Pick out each line below containing "西郷どん".

══════════

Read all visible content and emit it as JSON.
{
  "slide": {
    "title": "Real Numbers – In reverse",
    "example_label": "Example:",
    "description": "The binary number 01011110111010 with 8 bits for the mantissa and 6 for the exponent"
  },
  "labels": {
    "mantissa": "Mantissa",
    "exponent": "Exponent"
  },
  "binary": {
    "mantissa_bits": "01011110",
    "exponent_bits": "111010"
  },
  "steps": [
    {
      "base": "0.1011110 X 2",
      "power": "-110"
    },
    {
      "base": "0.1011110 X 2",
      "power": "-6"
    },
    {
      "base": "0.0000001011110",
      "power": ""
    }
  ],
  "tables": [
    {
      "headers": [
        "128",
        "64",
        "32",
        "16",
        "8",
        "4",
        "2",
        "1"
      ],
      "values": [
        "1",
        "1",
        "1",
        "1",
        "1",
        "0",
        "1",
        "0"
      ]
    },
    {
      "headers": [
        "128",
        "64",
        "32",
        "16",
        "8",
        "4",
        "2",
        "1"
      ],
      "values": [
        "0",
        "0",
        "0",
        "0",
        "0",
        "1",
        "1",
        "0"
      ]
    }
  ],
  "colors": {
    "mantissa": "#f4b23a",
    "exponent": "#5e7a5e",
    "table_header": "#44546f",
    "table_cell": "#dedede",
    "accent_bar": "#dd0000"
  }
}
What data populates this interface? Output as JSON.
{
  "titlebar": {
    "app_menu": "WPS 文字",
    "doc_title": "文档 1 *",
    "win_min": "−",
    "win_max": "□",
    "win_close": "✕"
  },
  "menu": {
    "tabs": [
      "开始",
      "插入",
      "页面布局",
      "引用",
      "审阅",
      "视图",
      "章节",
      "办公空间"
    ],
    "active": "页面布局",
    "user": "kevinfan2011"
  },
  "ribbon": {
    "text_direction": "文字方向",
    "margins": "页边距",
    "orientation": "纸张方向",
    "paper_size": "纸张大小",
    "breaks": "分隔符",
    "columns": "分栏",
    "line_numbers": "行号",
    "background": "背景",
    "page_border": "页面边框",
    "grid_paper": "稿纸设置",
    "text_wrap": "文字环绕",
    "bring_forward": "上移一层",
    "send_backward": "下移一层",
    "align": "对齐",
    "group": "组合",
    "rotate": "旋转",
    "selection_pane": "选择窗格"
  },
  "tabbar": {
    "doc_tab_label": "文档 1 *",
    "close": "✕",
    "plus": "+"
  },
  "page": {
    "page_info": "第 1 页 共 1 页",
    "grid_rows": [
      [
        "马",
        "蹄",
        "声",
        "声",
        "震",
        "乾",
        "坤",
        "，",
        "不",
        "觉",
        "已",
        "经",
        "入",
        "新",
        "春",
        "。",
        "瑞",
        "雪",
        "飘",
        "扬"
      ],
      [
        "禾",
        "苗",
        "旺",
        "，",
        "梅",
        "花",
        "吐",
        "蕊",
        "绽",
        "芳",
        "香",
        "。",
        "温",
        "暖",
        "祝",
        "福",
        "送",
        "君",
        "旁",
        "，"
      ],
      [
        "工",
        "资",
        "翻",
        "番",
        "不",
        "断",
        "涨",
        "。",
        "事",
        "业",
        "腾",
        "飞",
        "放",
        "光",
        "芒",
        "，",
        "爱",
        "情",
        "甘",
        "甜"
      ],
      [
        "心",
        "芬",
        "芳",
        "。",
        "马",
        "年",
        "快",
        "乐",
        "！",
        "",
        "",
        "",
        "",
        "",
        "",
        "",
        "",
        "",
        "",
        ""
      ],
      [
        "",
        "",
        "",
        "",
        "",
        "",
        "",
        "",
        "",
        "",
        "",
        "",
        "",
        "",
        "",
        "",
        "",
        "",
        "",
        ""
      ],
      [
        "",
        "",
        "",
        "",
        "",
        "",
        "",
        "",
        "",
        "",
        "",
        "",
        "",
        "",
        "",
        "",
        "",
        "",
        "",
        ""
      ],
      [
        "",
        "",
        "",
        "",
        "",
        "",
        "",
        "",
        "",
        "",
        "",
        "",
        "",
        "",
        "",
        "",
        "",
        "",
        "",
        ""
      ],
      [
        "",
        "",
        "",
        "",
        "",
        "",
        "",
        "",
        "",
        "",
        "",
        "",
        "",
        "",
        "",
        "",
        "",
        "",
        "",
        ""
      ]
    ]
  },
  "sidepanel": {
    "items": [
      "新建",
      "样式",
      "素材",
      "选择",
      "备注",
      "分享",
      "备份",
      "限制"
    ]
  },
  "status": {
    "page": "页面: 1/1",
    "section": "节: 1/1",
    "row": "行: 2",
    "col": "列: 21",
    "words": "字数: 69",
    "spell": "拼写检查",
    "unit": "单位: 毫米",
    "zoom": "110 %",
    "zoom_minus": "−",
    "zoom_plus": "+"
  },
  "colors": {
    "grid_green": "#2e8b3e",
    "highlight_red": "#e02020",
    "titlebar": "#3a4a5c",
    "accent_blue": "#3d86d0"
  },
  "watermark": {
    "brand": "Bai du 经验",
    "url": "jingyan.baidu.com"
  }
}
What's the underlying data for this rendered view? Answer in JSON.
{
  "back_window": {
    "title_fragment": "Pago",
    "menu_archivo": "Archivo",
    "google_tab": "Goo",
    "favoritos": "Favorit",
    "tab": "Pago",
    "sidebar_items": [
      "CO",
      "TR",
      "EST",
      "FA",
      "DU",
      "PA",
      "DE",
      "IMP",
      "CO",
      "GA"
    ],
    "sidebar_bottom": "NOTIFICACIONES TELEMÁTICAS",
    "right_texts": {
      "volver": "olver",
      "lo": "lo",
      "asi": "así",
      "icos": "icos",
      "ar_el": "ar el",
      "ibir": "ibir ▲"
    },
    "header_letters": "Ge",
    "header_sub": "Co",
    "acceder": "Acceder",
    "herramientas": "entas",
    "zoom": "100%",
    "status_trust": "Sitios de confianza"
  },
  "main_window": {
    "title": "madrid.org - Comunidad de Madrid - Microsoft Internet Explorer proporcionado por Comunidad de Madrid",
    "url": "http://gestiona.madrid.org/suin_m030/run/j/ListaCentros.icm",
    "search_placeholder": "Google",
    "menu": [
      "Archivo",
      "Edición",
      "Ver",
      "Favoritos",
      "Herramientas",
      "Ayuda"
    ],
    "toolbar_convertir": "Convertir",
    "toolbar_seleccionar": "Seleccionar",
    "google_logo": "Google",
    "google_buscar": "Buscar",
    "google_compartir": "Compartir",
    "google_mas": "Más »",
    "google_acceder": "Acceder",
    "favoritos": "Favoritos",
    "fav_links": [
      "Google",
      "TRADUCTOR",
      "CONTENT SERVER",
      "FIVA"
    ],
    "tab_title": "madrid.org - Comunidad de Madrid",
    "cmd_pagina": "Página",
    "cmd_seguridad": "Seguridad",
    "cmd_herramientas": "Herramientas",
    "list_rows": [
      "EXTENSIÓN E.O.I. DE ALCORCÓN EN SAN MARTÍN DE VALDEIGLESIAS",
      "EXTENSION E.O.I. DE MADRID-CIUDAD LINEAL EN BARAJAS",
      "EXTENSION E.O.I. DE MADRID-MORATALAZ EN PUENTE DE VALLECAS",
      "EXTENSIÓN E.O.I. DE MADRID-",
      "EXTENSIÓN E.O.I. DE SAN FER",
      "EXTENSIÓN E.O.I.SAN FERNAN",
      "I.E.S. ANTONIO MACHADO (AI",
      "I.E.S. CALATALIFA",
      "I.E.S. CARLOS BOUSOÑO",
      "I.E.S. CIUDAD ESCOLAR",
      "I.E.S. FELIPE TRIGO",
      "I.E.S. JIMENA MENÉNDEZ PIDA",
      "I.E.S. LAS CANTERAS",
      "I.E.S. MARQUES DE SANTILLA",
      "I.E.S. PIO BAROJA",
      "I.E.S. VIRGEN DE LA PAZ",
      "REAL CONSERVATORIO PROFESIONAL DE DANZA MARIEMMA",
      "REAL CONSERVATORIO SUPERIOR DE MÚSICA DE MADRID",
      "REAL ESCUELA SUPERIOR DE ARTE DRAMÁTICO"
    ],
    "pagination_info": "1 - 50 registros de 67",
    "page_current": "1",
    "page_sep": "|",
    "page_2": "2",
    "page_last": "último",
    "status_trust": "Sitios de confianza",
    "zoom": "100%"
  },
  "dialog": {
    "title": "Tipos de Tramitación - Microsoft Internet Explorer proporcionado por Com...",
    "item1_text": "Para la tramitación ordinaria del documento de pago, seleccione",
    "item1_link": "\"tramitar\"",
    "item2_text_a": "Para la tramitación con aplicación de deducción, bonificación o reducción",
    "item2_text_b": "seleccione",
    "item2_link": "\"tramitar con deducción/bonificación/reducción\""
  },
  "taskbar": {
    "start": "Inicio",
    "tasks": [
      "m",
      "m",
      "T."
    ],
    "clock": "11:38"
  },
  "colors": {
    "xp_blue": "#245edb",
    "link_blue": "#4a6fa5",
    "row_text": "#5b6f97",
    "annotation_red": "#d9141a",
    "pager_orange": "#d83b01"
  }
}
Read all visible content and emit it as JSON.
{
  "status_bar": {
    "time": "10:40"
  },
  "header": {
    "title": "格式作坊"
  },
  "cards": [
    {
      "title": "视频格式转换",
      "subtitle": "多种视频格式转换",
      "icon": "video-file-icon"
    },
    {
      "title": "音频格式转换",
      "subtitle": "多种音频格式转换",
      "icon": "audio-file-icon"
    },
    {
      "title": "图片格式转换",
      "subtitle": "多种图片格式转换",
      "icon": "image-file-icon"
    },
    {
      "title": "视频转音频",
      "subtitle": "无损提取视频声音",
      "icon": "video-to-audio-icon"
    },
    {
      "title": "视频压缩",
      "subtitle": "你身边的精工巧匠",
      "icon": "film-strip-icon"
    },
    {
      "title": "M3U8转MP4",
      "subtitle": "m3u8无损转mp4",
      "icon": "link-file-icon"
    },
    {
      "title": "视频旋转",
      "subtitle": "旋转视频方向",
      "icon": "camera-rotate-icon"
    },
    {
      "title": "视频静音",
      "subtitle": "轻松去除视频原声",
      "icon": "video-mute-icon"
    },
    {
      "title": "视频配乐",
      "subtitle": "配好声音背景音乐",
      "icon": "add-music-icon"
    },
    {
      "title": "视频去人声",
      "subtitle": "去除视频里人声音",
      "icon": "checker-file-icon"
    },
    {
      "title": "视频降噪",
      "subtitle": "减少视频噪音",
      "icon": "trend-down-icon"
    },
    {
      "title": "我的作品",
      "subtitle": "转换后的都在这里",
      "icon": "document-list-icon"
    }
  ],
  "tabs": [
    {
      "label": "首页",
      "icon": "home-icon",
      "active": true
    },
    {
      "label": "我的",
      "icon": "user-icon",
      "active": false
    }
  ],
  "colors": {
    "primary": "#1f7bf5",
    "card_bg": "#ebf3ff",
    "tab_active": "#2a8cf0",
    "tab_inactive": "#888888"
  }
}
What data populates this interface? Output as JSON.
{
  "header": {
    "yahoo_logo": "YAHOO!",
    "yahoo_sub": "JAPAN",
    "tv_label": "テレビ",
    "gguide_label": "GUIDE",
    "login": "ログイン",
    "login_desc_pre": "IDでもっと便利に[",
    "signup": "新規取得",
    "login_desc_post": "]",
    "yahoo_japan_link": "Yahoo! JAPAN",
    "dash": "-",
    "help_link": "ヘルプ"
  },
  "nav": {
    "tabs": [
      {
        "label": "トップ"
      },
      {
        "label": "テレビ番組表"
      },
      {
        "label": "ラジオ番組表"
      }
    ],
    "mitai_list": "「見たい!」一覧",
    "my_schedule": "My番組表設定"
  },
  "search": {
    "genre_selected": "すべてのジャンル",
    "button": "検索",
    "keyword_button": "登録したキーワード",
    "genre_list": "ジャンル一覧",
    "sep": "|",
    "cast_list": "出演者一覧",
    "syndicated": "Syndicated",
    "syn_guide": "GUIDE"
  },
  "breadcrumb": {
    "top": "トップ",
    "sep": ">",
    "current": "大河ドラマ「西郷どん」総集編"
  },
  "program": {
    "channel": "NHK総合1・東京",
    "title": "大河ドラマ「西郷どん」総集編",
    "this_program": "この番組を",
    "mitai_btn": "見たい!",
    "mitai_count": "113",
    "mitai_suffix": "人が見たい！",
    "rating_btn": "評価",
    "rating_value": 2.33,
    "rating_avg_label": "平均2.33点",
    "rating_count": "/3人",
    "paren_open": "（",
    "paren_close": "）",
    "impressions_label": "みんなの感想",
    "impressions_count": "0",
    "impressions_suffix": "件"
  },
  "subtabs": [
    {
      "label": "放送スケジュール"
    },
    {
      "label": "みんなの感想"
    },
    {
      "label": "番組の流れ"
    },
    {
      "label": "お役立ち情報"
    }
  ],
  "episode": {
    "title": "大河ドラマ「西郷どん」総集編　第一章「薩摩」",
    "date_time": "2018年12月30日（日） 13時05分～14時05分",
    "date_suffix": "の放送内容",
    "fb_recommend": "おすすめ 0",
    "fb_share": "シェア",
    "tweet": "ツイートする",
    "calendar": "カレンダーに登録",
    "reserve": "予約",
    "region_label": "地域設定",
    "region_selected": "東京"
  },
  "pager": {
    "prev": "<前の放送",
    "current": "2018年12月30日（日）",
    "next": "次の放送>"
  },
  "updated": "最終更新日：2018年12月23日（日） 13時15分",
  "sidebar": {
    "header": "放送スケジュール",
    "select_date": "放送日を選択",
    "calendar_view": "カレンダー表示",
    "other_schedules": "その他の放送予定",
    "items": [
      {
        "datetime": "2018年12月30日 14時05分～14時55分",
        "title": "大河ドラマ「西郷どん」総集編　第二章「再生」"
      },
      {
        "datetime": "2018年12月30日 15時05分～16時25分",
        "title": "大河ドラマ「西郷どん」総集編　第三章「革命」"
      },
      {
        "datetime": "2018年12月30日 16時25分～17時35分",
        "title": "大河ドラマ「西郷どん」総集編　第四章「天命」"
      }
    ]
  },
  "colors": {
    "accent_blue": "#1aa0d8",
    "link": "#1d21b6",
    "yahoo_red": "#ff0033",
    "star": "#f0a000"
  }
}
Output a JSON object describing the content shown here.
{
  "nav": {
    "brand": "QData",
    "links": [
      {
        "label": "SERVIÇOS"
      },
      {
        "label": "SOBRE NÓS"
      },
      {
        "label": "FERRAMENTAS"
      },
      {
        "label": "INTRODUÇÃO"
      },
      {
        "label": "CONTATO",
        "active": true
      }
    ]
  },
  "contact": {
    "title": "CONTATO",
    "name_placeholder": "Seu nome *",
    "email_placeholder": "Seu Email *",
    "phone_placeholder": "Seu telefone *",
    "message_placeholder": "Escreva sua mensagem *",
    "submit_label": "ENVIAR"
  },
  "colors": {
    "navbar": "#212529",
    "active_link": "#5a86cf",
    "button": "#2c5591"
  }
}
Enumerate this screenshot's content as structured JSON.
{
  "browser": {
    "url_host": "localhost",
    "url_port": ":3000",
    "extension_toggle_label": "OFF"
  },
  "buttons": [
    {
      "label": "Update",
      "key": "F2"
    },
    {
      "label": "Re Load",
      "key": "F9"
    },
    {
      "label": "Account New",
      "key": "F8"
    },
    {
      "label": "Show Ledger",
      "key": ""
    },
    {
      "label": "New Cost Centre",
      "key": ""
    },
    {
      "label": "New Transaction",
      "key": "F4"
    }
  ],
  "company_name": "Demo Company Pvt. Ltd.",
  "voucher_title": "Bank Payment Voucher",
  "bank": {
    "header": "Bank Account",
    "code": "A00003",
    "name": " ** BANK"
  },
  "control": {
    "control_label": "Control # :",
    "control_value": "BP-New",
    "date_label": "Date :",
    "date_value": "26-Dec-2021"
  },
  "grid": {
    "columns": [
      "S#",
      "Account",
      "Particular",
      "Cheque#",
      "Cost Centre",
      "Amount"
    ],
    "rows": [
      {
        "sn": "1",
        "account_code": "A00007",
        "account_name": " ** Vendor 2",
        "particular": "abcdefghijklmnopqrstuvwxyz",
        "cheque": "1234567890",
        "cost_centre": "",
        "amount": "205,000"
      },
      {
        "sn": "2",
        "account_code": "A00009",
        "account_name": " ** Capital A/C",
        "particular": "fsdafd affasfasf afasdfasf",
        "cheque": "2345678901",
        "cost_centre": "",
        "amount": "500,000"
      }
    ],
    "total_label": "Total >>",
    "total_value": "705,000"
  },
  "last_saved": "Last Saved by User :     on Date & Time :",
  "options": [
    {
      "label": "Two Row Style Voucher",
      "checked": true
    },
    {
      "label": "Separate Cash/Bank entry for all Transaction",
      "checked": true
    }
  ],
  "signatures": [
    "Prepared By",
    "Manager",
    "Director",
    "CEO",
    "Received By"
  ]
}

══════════

-- RESPONSE AREA --
    "current": "大河ドラマ「西郷どん」総集編"
    "title": "大河ドラマ「西郷どん」総集編",
    "title": "大河ドラマ「西郷どん」総集編　第一章「薩摩」",
        "title": "大河ドラマ「西郷どん」総集編　第二章「再生」"
        "title": "大河ドラマ「西郷どん」総集編　第三章「革命」"
        "title": "大河ドラマ「西郷どん」総集編　第四章「天命」"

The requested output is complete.